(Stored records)
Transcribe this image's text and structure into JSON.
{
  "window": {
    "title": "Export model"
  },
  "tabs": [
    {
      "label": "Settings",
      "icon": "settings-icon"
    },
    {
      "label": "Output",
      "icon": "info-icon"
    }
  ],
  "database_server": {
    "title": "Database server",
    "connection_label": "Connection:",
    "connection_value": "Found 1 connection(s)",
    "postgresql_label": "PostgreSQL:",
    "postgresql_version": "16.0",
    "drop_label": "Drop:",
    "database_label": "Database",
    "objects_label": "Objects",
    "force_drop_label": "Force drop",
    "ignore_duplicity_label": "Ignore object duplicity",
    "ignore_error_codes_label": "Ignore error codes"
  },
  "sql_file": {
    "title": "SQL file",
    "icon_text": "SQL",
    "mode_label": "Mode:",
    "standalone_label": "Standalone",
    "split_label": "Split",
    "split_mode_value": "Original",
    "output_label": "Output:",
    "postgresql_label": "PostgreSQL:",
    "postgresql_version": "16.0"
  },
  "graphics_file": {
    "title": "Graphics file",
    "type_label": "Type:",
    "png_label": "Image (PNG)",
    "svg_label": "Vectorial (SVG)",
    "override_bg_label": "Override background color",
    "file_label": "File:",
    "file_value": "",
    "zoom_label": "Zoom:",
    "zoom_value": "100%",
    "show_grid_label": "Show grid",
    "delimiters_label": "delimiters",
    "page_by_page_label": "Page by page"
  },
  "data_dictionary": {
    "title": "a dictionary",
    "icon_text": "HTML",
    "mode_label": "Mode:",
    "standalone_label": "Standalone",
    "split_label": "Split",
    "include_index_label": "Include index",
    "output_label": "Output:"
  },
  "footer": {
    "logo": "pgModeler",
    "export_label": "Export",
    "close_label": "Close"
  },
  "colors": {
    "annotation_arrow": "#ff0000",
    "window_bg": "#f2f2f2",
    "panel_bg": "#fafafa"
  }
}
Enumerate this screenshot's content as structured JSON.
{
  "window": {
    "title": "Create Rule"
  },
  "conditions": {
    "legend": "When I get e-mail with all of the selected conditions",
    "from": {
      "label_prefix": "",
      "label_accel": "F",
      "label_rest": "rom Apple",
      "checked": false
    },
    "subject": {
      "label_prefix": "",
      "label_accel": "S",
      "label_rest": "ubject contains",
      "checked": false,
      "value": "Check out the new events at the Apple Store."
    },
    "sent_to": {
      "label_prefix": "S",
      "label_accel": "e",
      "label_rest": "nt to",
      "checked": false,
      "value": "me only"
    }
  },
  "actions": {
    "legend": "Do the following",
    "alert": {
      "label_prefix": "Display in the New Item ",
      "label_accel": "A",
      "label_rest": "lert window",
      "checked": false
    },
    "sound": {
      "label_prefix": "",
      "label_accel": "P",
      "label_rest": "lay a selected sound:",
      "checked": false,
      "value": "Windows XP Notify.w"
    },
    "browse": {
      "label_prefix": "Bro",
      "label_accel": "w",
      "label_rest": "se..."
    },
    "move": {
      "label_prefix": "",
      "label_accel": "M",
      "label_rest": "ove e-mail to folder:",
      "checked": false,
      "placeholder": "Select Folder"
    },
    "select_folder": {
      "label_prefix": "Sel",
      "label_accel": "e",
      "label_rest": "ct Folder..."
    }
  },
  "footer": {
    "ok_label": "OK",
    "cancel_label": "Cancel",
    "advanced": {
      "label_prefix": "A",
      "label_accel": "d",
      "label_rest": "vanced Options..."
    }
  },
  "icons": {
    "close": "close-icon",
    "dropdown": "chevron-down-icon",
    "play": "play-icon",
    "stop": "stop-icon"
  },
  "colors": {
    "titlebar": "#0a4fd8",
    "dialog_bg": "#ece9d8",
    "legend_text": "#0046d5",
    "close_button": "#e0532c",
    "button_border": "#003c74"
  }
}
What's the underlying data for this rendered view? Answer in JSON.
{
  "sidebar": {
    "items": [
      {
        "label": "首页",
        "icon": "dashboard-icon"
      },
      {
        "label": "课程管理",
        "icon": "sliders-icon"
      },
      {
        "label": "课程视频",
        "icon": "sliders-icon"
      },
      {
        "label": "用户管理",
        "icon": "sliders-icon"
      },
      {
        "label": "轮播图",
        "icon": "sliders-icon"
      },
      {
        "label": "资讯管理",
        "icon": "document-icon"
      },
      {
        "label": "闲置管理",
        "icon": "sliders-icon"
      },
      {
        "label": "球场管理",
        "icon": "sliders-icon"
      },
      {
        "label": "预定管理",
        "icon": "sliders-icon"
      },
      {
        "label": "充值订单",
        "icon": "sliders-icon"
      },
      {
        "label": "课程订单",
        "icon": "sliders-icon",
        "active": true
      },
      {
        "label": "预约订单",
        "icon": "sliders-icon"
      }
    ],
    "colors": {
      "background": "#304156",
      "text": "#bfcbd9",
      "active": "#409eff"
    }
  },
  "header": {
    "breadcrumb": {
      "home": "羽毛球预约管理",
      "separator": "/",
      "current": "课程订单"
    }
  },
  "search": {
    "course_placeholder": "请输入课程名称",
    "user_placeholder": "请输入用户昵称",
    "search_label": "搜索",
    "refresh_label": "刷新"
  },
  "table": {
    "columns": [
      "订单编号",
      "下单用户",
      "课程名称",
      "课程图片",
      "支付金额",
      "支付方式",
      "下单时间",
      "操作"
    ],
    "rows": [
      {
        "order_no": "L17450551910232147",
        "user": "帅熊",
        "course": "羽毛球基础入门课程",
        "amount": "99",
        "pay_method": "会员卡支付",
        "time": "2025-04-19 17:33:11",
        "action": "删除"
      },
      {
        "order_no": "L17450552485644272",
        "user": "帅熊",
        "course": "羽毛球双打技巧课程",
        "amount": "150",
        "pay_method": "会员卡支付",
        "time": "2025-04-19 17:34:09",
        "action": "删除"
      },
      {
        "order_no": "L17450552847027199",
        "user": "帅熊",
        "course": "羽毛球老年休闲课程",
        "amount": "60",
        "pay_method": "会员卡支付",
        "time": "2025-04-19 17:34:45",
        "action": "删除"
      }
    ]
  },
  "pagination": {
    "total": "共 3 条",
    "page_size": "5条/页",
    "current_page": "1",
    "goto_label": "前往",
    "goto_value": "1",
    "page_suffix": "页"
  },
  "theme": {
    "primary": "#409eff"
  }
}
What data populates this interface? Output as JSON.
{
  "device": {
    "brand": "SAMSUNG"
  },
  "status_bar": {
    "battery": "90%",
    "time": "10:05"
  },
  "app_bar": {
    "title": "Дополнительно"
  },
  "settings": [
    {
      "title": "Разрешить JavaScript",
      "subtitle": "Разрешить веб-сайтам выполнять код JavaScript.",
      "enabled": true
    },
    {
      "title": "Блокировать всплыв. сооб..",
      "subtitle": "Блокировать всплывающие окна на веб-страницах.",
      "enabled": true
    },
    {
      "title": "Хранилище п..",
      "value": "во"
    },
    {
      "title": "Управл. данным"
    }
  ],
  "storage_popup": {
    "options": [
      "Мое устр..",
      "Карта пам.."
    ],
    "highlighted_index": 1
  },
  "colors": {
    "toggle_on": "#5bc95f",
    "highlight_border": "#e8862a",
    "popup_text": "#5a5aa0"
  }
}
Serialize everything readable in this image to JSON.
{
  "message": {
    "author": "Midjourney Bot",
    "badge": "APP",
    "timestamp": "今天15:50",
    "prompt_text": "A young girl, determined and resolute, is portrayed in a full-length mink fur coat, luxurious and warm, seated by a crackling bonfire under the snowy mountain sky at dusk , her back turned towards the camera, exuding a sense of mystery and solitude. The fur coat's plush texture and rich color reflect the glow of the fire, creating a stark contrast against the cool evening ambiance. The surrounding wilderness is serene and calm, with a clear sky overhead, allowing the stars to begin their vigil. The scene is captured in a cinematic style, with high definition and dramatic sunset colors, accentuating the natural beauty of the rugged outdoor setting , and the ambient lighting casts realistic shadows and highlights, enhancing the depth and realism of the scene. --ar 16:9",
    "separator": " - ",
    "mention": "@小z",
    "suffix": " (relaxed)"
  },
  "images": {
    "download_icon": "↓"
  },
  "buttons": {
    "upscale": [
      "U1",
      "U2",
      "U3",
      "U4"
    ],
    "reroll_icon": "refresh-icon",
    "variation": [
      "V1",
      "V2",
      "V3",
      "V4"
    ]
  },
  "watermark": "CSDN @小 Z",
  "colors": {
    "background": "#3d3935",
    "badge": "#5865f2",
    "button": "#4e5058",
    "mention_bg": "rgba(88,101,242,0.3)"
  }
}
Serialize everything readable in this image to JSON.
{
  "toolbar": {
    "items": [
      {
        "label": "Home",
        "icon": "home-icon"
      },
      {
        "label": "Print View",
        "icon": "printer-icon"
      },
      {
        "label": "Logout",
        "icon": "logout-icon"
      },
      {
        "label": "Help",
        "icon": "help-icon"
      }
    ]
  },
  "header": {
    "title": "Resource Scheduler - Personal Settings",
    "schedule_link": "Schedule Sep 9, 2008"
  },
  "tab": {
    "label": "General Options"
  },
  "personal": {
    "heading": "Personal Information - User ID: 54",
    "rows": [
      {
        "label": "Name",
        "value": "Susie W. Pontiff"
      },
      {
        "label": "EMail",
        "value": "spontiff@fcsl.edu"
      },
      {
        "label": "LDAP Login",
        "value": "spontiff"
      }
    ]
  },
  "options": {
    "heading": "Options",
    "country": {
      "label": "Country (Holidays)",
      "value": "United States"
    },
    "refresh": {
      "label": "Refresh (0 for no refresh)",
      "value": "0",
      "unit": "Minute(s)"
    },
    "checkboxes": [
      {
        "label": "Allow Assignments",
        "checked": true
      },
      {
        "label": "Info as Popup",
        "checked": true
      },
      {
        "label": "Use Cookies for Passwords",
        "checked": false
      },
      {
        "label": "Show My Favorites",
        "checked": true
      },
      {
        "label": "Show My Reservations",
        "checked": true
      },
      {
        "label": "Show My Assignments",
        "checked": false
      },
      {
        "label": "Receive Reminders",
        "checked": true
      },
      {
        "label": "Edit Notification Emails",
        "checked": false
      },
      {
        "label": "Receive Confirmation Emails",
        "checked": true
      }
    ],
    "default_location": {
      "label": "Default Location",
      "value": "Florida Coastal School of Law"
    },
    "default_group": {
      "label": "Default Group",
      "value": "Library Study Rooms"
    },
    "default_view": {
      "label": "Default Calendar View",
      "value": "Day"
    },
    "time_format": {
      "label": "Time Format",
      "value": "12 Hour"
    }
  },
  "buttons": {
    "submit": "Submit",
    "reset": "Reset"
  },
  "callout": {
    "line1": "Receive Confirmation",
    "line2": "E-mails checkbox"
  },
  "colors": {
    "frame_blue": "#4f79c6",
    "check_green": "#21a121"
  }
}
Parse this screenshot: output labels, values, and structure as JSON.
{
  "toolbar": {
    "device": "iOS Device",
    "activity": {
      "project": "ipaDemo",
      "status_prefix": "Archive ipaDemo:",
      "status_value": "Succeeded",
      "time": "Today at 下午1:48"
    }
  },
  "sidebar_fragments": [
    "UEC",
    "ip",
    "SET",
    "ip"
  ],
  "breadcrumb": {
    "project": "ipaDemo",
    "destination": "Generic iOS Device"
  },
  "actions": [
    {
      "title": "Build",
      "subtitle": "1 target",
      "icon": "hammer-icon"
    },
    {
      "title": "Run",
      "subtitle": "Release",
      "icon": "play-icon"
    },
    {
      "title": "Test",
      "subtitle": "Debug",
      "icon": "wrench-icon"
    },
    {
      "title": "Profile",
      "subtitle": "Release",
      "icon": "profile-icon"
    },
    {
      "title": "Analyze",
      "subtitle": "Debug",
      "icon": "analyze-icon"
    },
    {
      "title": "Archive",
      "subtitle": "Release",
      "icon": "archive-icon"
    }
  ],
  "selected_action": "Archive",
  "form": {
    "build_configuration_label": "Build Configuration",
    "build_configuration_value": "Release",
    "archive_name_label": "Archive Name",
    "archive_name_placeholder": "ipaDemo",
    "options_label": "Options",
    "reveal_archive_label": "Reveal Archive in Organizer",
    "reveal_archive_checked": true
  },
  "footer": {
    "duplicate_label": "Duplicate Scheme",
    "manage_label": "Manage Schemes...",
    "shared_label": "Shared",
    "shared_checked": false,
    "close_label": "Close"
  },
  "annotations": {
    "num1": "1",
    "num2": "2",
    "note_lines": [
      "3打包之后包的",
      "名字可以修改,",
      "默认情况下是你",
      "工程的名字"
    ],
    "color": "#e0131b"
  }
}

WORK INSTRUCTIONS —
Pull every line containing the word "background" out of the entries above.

SOLUTION TO THE PROBLEM —
    "override_bg_label": "Override background color",
      "background": "#304156",
    "background": "#3d3935",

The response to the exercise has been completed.